On the Farallon Islands, 48 km west of the coast of central California, Burrowing Owls (Athene cunicularia) are a native migrant and a predator of the nonnative house mouse (Mus musculus) and the native Ashy Storm-Petrel (Oceanodroma homochroa). Previous research showed that Burrowing Owl predation on Ashy Storm-Petrels is likely unnaturally exacerbated by the abundance of house mouse prey in the fall, which may encourage more owls to overwinter. When the cyclic mouse population crashes in winter, the owls switch to preying upon the storm-petrels, a species of conservation concern. From September 2010 to May 2011, we conducted daily owl surveys and a diet study of Burrowing Owls on Southeast Farallon Island. One goal was to document seasonal changes in Burrowing Owl diet composition through collection and assessment of pellets. During our study period, 12 banded owls overwintered for an average of 118 d and contributed 64% of the 679 analyzed owl pellets. Insects were the most numerous prey item detected in pellets, but mice and storm-petrels made up 98.5% of the total prey biomass in the diet. Mouse consumption correlated positively with mouse abundance, and owls exhibited seasonal prey-switching behavior from mice to storm-petrels, when mouse abundance declined during the winter. Our findings suggest that a mouse eradication program on the Farallon Islands would result in fewer owls overwintering and subsequently reduce negative effects on the storm-petrel population.
You have requested a machine translation of selected content from our databases. This functionality is provided solely for your convenience and is in no way intended to replace human translation. Neither BioOne nor the owners and publishers of the content make, and they explicitly disclaim, any express or implied representations or warranties of any kind, including, without limitation, representations and warranties as to the functionality of the translation feature or the accuracy or completeness of the translations.

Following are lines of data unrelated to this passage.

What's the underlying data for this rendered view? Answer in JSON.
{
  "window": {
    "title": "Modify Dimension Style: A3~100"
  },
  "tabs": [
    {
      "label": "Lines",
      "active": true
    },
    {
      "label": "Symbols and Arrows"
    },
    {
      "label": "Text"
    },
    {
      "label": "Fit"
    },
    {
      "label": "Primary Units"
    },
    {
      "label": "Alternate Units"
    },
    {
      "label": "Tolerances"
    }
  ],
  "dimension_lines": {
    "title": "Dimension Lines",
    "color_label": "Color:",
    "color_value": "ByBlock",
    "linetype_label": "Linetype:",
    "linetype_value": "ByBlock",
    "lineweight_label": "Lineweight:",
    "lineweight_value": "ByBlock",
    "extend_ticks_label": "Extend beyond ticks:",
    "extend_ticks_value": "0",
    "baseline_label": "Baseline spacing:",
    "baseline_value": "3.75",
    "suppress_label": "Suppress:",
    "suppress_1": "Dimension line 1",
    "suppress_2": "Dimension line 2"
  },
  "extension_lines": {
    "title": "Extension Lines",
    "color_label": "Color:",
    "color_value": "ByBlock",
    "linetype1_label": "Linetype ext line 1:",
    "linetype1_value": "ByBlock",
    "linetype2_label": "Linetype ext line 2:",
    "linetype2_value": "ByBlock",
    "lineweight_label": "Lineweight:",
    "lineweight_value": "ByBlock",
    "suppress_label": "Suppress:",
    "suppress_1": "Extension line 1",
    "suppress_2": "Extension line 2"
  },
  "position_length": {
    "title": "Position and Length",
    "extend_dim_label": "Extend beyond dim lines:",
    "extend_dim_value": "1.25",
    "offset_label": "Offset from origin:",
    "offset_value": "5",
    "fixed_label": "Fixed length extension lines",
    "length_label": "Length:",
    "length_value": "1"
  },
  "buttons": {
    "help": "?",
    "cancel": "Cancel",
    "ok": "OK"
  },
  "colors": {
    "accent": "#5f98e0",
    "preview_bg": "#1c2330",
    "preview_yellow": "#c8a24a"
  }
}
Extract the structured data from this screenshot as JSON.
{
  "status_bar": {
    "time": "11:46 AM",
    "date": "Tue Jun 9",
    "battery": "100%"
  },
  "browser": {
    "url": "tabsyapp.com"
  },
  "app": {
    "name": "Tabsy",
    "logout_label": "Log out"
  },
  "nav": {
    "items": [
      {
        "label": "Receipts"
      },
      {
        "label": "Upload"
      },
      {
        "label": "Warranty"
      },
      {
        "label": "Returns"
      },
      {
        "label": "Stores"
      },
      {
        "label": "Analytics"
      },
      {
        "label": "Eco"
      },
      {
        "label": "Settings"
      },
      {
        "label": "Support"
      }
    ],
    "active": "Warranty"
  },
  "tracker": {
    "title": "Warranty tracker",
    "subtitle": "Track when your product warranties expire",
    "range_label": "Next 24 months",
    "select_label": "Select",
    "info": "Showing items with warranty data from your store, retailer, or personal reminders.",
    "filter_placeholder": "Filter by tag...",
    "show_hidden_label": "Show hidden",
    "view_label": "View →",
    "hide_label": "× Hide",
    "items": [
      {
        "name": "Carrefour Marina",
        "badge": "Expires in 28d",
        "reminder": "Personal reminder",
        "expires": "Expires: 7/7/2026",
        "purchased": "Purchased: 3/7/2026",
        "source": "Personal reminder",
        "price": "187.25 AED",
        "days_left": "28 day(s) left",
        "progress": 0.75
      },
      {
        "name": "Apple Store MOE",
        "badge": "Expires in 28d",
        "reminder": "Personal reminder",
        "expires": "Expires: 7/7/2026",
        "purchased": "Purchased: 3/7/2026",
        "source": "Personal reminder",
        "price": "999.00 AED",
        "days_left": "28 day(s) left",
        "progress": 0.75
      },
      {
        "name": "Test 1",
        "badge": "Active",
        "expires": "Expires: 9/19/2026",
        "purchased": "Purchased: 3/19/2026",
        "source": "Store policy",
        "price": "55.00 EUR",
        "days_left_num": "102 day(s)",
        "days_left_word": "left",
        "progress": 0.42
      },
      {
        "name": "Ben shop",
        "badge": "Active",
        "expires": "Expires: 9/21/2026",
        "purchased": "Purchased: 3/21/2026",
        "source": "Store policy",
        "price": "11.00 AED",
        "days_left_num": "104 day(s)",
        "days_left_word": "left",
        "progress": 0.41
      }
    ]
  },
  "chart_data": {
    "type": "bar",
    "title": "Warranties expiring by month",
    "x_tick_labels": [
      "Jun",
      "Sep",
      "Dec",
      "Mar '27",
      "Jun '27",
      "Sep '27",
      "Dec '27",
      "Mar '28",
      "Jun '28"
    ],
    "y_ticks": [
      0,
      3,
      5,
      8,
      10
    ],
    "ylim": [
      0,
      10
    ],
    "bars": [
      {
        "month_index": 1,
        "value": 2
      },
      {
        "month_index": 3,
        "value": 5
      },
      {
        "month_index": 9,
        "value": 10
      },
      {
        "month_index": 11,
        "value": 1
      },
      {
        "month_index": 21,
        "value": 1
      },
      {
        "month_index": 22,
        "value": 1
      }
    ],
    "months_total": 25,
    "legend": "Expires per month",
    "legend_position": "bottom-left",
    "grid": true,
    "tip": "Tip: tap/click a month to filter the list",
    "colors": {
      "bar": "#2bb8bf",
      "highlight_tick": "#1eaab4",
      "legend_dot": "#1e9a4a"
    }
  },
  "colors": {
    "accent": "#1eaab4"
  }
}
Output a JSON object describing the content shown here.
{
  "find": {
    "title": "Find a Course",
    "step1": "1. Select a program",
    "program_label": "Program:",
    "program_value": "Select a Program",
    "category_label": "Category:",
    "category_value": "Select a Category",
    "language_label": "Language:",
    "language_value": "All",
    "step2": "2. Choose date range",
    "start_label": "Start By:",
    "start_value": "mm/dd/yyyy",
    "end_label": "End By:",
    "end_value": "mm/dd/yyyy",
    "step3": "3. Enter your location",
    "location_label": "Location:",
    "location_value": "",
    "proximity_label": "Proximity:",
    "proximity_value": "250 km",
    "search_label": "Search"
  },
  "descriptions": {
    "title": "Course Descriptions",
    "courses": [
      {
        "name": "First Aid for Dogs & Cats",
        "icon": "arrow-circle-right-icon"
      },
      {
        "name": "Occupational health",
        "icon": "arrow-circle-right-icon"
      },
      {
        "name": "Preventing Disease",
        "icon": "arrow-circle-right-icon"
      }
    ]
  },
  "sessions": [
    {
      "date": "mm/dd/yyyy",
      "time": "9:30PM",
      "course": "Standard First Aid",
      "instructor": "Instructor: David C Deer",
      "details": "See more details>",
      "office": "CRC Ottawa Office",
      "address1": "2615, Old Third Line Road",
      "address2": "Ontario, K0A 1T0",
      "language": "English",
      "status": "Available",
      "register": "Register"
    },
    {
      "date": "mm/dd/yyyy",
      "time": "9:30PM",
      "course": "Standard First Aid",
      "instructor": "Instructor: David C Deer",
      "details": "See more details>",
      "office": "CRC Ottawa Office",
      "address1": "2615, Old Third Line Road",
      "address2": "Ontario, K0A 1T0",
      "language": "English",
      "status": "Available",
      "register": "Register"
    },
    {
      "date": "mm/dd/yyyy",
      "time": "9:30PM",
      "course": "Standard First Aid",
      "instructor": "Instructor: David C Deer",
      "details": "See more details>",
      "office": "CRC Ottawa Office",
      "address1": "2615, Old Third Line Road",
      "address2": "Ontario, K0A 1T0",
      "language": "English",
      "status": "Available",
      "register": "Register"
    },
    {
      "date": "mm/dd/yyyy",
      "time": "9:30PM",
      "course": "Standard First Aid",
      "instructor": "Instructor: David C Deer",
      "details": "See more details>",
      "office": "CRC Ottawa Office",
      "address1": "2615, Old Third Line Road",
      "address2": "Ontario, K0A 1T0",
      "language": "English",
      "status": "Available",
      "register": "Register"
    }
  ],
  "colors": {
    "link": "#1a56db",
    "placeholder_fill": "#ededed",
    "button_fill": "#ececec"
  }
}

Translations are not retained in our system. Your use of this feature and the translations is subject to all use restrictions contained in the Terms and Conditions of Use of the BioOne website.
Vol. 50 • No. 4